This chartpack presents a summary of Part D enrollment, premiums, cost sharing, benefit design and other key trends in 2016 and changes over time. For 2016, the analysis finds that 40% of Part D enrollees are now in Medicare Advantage drug plans, and over half of all enrollees are in plans offered by just three firms. The chartpack also highlights some concerning trends in the Low-Income Subsidy market, with the fewest number of premium-free plans available since Part D started, and 1.5 million LIS enrollees paying premiums for coverage, even though they have premium-free options available.
Similar but Not the Same: How Medicare Per Capita Spending Compares for Younger and Older Beneficiaries

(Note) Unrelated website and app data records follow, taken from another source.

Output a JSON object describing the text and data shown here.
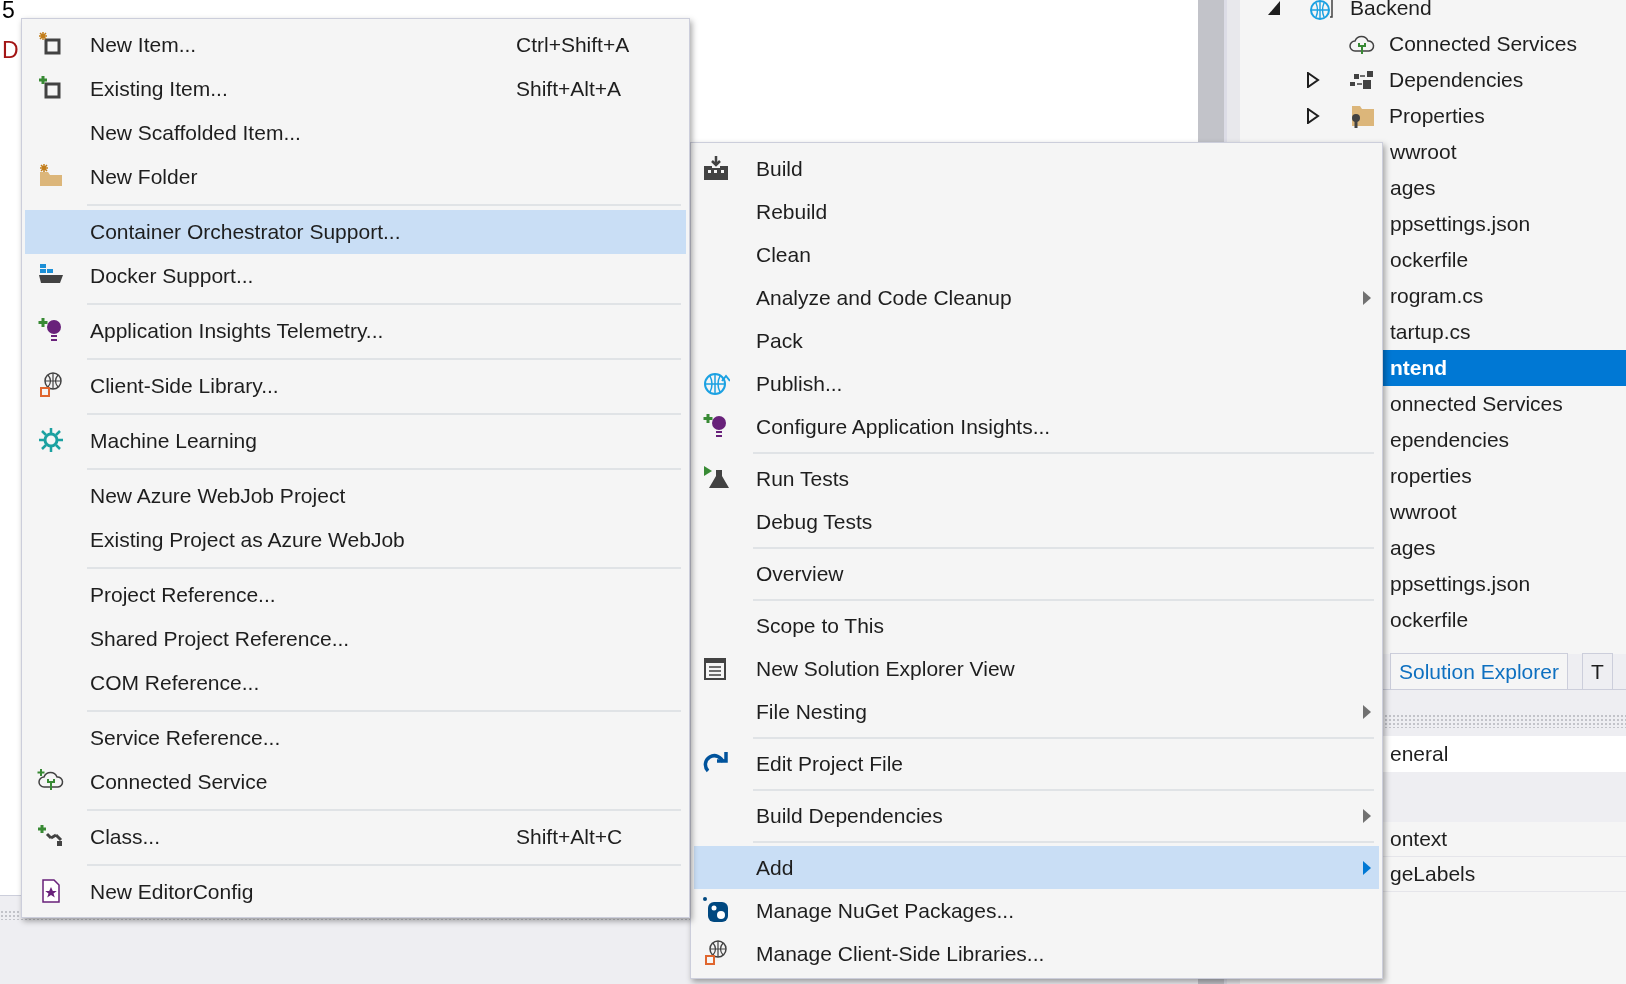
{
  "editor": {
    "lines": [
      {
        "text": "5",
        "kind": "plain"
      },
      {
        "text": "D",
        "kind": "error"
      }
    ]
  },
  "solution_explorer": {
    "tree": [
      {
        "label": "Backend",
        "expanded": true,
        "selected": false,
        "children": [
          {
            "label": "Connected Services",
            "selected": false
          },
          {
            "label": "Dependencies",
            "expanded": false,
            "selected": false
          },
          {
            "label": "Properties",
            "expanded": false,
            "selected": false
          },
          {
            "label": "wwroot",
            "selected": false
          },
          {
            "label": "ages",
            "selected": false
          },
          {
            "label": "ppsettings.json",
            "selected": false
          },
          {
            "label": "ockerfile",
            "selected": false
          },
          {
            "label": "rogram.cs",
            "selected": false
          },
          {
            "label": "tartup.cs",
            "selected": false
          }
        ]
      },
      {
        "label": "ntend",
        "selected": true,
        "children": [
          {
            "label": "onnected Services",
            "selected": false
          },
          {
            "label": "ependencies",
            "selected": false
          },
          {
            "label": "roperties",
            "selected": false
          },
          {
            "label": "wwroot",
            "selected": false
          },
          {
            "label": "ages",
            "selected": false
          },
          {
            "label": "ppsettings.json",
            "selected": false
          },
          {
            "label": "ockerfile",
            "selected": false
          }
        ]
      }
    ],
    "tabs": [
      {
        "label": "Solution Explorer",
        "selected": true
      },
      {
        "label": "T",
        "selected": false
      }
    ]
  },
  "properties": {
    "rows": [
      {
        "text": "eneral",
        "kind": "category"
      },
      {
        "text": "ontext",
        "kind": "property"
      },
      {
        "text": "geLabels",
        "kind": "property"
      }
    ]
  },
  "add_menu": {
    "groups": [
      {
        "items": [
          {
            "label": "New Item...",
            "shortcut": "Ctrl+Shift+A",
            "selected": false
          },
          {
            "label": "Existing Item...",
            "shortcut": "Shift+Alt+A",
            "selected": false
          },
          {
            "label": "New Scaffolded Item...",
            "selected": false
          },
          {
            "label": "New Folder",
            "selected": false
          }
        ]
      },
      {
        "items": [
          {
            "label": "Container Orchestrator Support...",
            "selected": true
          },
          {
            "label": "Docker Support...",
            "selected": false
          }
        ]
      },
      {
        "items": [
          {
            "label": "Application Insights Telemetry...",
            "selected": false
          }
        ]
      },
      {
        "items": [
          {
            "label": "Client-Side Library...",
            "selected": false
          }
        ]
      },
      {
        "items": [
          {
            "label": "Machine Learning",
            "selected": false
          }
        ]
      },
      {
        "items": [
          {
            "label": "New Azure WebJob Project",
            "selected": false
          },
          {
            "label": "Existing Project as Azure WebJob",
            "selected": false
          }
        ]
      },
      {
        "items": [
          {
            "label": "Project Reference...",
            "selected": false
          },
          {
            "label": "Shared Project Reference...",
            "selected": false
          },
          {
            "label": "COM Reference...",
            "selected": false
          }
        ]
      },
      {
        "items": [
          {
            "label": "Service Reference...",
            "selected": false
          },
          {
            "label": "Connected Service",
            "selected": false
          }
        ]
      },
      {
        "items": [
          {
            "label": "Class...",
            "shortcut": "Shift+Alt+C",
            "selected": false
          }
        ]
      },
      {
        "items": [
          {
            "label": "New EditorConfig",
            "selected": false
          }
        ]
      }
    ]
  },
  "project_menu": {
    "groups": [
      {
        "items": [
          {
            "label": "Build",
            "selected": false
          },
          {
            "label": "Rebuild",
            "selected": false
          },
          {
            "label": "Clean",
            "selected": false
          },
          {
            "label": "Analyze and Code Cleanup",
            "submenu": true,
            "selected": false
          },
          {
            "label": "Pack",
            "selected": false
          },
          {
            "label": "Publish...",
            "selected": false
          },
          {
            "label": "Configure Application Insights...",
            "selected": false
          }
        ]
      },
      {
        "items": [
          {
            "label": "Run Tests",
            "selected": false
          },
          {
            "label": "Debug Tests",
            "selected": false
          }
        ]
      },
      {
        "items": [
          {
            "label": "Overview",
            "selected": false
          }
        ]
      },
      {
        "items": [
          {
            "label": "Scope to This",
            "selected": false
          },
          {
            "label": "New Solution Explorer View",
            "selected": false
          },
          {
            "label": "File Nesting",
            "submenu": true,
            "selected": false
          }
        ]
      },
      {
        "items": [
          {
            "label": "Edit Project File",
            "selected": false
          }
        ]
      },
      {
        "items": [
          {
            "label": "Build Dependencies",
            "submenu": true,
            "selected": false
          }
        ]
      },
      {
        "items": [
          {
            "label": "Add",
            "submenu": true,
            "selected": true
          },
          {
            "label": "Manage NuGet Packages...",
            "selected": false
          },
          {
            "label": "Manage Client-Side Libraries...",
            "selected": false
          }
        ]
      }
    ]
  }
}
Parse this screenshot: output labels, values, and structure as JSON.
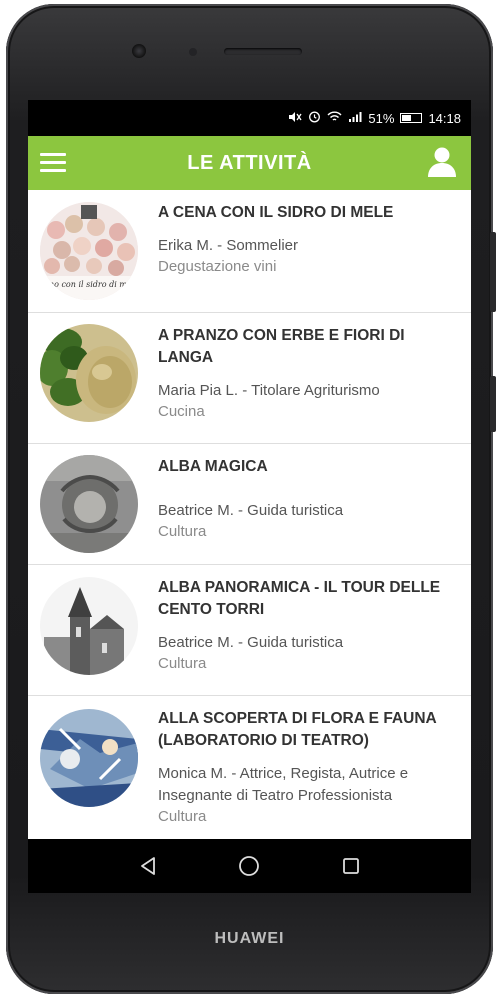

Since 1973, the program has also provided coverage to millions of people with permanent disabilities who are younger than age 65. This data note compares average per capita Medicare spending and service use for beneficiaries under age 65 to spending among those over age 65.
This issue brief examines the latest facts about Medicare spending and financing, includes the most recent historical and projected Medicare spending data from the Centers for Medicare and Medicaid Services (CMS) Office of the Actuary (OACT), the 2016 annual report of the Boards of Medicare Trustees, and the 2016 Medicare baseline and projections from the Congressional Budget Office (CBO). It discusses historical and projected spending trends, program financing, Medicare’s financial condition, the Independent Payment Advisory Board (IPAB), and the future outlook.
Among beneficiaries who died in 2014, Medicare spent significantly more per person on medical services for seniors in their late sixties and early seventies than on older beneficiaries, according to a new data note from the Kaiser Family Foundation. The analysis comes at a time when physicians can now be…
Medicare Spending at the End of Life: A Snapshot of Beneficiaries Who Died in 2014 and the Cost of Their Care
This data note provides a snapshot of Medicare beneficiaries who died in 2014 and their Medicare spending at the end of life. It examines Medicare per capita spending trends over time since 2000 and in 2014, both overall and by type of service, for beneficiaries in traditional Medicare who died in a given year compared to those who survived the year.
Employer- and union-sponsored retiree health benefits have served as an important source of supplemental coverage for people on Medicare, but over time, this coverage has been eroding. This Data Note draws upon five national surveys to document the decline in retirement health insurance coverage, and discusses the implications for seniors and retiring Boomers.
This issue brief provides an overview of Medicare, the health insurance program for people ages 65 and over and younger people with permanent disabilities. The brief review the characteristics of people on Medicare, what Medicare covers, benefit gaps and supplemental coverage, beneficiaries’ out-of-pocket health care spending, program spending and financing, payment and delivery system reform, and issues for the future of Medicare.
This issue brief draws on features of the various existing Medicaid home and community-based services (HCBS) programs to identify key policy questions raised by initiatives to streamline Medicaid HCBS, ameliorate institutional bias, and improve administrative simplification.